Sorting Out Confusion Over Meat and Cancer Risk
Pamela A. Popper, Ph.D., N.D.
Wellness Forum Health
In 2015, the World Health Organization’s International Agency for Research on Cancer (IARC) issued a report stating that processed meats raise the risk of colon and stomach cancer, and most likely red meat increases the risk too. Red meat refers to foods like beef, veal, pork, lamb, mutton, horse, and goat. Processed meat refers to any animal flesh that has been salted, cured, fermented, smoked or been processed in a way that enhances flavor or presentation.
The IARC charged 22 researchers with evaluating over 800 studies looking at the relationship between various types of meat and 12 types of cancer during the last 20 years. The researchers reported that processed meat was a Group 1 carcinogen and that for every 50 gram portion (1.7 ounces) of processed meat consumed daily, the risk of colorectal cancer increased by 18%. This places processed meats in the same category as smoking and asbestos.
Red meat was reported as “probably carcinogenic to humans” (Group 2A) based on “limited evidence that the consumption of red meat causes cancer and strong mechanistic evidence supporting a carcinogenic effect.” Red meat, according to the IARC, is “probably” linked to colon, prostate, and pancreatic cancers.
The researchers noted that the increased risk of colorectal cancer due to processed meats remains small, but that risk increases with intake – a dose-dependent effect. The researchers also reported that “…red meat has nutritional value. Therefore these results are important in enabling governments and international regulatory agencies to conduct risk assessments in order to balance the risks and benefits of eating red meat and processed meat and to provide the best possible dietary recommendations.”

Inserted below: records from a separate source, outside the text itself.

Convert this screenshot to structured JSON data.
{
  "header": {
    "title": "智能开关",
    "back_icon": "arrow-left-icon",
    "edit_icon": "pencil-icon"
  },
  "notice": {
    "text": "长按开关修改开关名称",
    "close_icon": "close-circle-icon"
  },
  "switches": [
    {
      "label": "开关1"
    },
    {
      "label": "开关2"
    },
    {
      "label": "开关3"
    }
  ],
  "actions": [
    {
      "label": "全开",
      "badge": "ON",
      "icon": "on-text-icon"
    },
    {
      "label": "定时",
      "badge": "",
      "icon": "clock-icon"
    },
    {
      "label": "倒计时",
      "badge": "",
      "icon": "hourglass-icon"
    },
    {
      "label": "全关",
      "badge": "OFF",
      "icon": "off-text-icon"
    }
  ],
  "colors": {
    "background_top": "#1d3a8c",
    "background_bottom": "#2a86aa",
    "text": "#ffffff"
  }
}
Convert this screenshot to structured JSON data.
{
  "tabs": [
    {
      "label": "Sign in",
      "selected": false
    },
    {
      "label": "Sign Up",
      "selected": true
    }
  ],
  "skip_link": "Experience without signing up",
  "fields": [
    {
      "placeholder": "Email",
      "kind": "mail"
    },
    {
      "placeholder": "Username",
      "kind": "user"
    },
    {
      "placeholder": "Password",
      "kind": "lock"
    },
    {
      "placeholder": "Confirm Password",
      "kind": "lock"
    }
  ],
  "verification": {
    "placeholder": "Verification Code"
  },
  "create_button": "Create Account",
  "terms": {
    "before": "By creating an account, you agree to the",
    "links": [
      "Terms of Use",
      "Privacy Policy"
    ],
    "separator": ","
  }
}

A flurry of articles and comments followed the report and the news stories about it. Advocates of plant-based diets stated that this report is proof positive that people should eat no meat, no animal foods, and adopt a vegan diet. As expected, agricultural groups, food manufacturers, lobbyists, and promoters of bad diets capitalized on statements such as “…red meat has nutritional value…” and the use of term like “probably” and “small increase in risk,” to reassure carnivores that it really is ok to eat a diet that includes copious amounts of animal food.
The North American Meat Institute issued a statement saying that “…cancer is a complex disease not caused by single foods.” The organization is actually right about this; the totality of the dietary pattern determines health.
Gunter Kuhnle, a food nutrition scientist at the University of Reading said that “Three cigarettes per day increases the risk of lung cancer sixfold, or 500%, compared with the 18 percent from eating a couple of slices of bologna a day. This is very relevant from a public health point of view…But it should not be used for scaremongering.”
John Ioannidis, chairman of disease prevention at Stanford University commented, “I think it’s very important that we don’t terrorize people into thinking that they should not eat any red meat at all. There’s some risk involved, but it’s much less than smoking or alcohol. I think it would be an exaggeration to say based on this that no one should be eating red or processed meat.”
Both sides are wrong about this issue. Advocates of vegan diets exaggerate the risk of eating any animal foods at all in order to justify recommending a vegan diet for everyone, ignoring the fact that all over the world, the populations we all love to refer to as eating optimally and enjoying optimal health are not vegans. They propose an all or nothing solution – either eat a vegan diet or your risk of cancer will be high.
Advocates of animal foods-based diets ignore the fact that people don’t eat pristine, optimal diets with 2 slices of bacon each day. Most people eat terrible diets with much if not most of their calories from animal foods, oils, and processed foods. The cumulative effect of all the bad choices is what causes disease, not the 2 slices of bacon alone.
The bottom line is that dietary choices individually have little meaning. It is the overall dietary pattern that matters most. A person eating a Wellness Forum Health-style diet that includes 2-3 servings of organic animal food or wild caught fish each week, and who has a hot dog on Memorial Day is likely to have a long and healthy life. The vegan who eats no animal food, never touches hot dogs, but eats potato chips, uses oil in cooking, carries extra body fat and does not exercise, is likely to have health issues.
The debate will continue and, just as in politics, the extreme stance of both sides confuses the public and stands in the way of progress.
Bouvard V, Loomis D, Guyton K et al. on behalf of the International Agency for Research on Cancer Monograph Working Group. “Carcinogenity of consumption of red and processed meat.” Lancet Oncology December 2015;16(16):1599-1600
Angela Charlton. “Study: Meats increase risk of cancer.” Columbus Dispatch Oct 27 2015
Anahad O’Connor “Meat Is Linked to Higher Cancer Risk W.H.O. Report Finds.” New York Times Oct 26 2015